Just as Jerry Connolly remains a true friend to Rocky Sullivan, Joe Breen was a friend to those who might be viewed as his enemies: the filmmakers. Although he fought to quell the immoral content of Hollywood’s productions, he did not have a personal grudge against his studio colleagues. In fact, he regarded people like Howard Hughes, whom many guess to have been a bitter enemy, as his friends. It’s easy to assume people were friends or enemies based on their business dealings and personal beliefs, but movies like this remind us how wrong we can be.
Father Connolly’s crusade against corruption is reminiscent of the real-life fight against evil influences in America, which the Catholic Church waged in the 1930s, headed by the Catholic (later National) Legion of Decency. Founded in 1934, this organization is best remembered for classifying films with different letters based on moral acceptability, making it one of the first national rating systems.
The movement’s rapid spread throughout the country in early 1934 was one of the main motivators for the formation of the PCA in July of that year. Like the gangsters in this movie, the studio bosses realized that the moral reform was too much for them.

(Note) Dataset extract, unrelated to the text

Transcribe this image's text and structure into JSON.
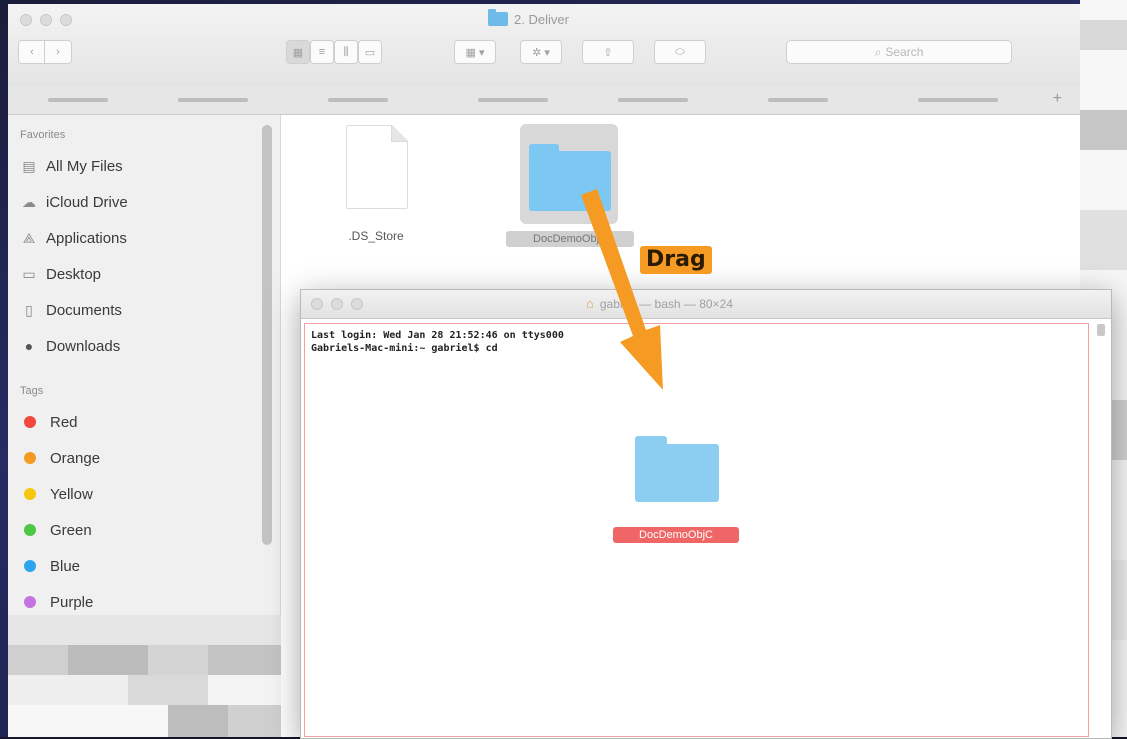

Fortunately, they decided to work together to build an effective system (instead of trying to assassinate the reformers).
In the movie, Father Connolly builds his crusade against evil on faith, which he supplements with practical action. He knows he needs publicity to alert the public to the corruption running rampant in their own bureaucracy, but the media are afraid to go against the powers that be. Finally, one publisher agrees to take a chance and back the priest’s reform efforts. This ignites a powerful movement, which gets the attention of the citizens as well as the mobsters themselves.
Similarly, the Legion of Decency received support and publicity from a newspaper mogul, Irish Catholic layman Martin J. Quigley. This Chicago publisher was one of the authors of the Code as well as a powerful advocate for the clean movie movement. Art imitated life in this film by demonstrating how the power of the press can be used for a good cause.
Old Format, New Formula
If you are familiar with pre-Code gangster movies like “Scarface,” “Little Caesar,” and James Cagney’s breakout film, “The Public Enemy,” you probably think you’re well-versed in early crime flicks. Since it is not your standard gangster film, “Angels with Dirty Faces” will challenge your expectations about the whole genre. Although it features racketeers, machine guns, shootouts with cops, and stacks of ill-gotten money, this movie depicts so much more than a violent yet glamorous life of crime. Instead, this thought-provoking crime story focuses on the moral problems which gangland presents to its members and the rest of society.
You don’t have to be Irish or Catholic to appreciate “Angels with Dirty Faces.” The Hibernian themes are subtle backstories instead of cliché stereotypes. The religious moments focus on themes which unite, including faith, decency, and forgiveness, instead of divisive denominational doctrines. Supported by a talented cast and an uncomplicated production, this is a powerful story which is just as potent today as in 1938.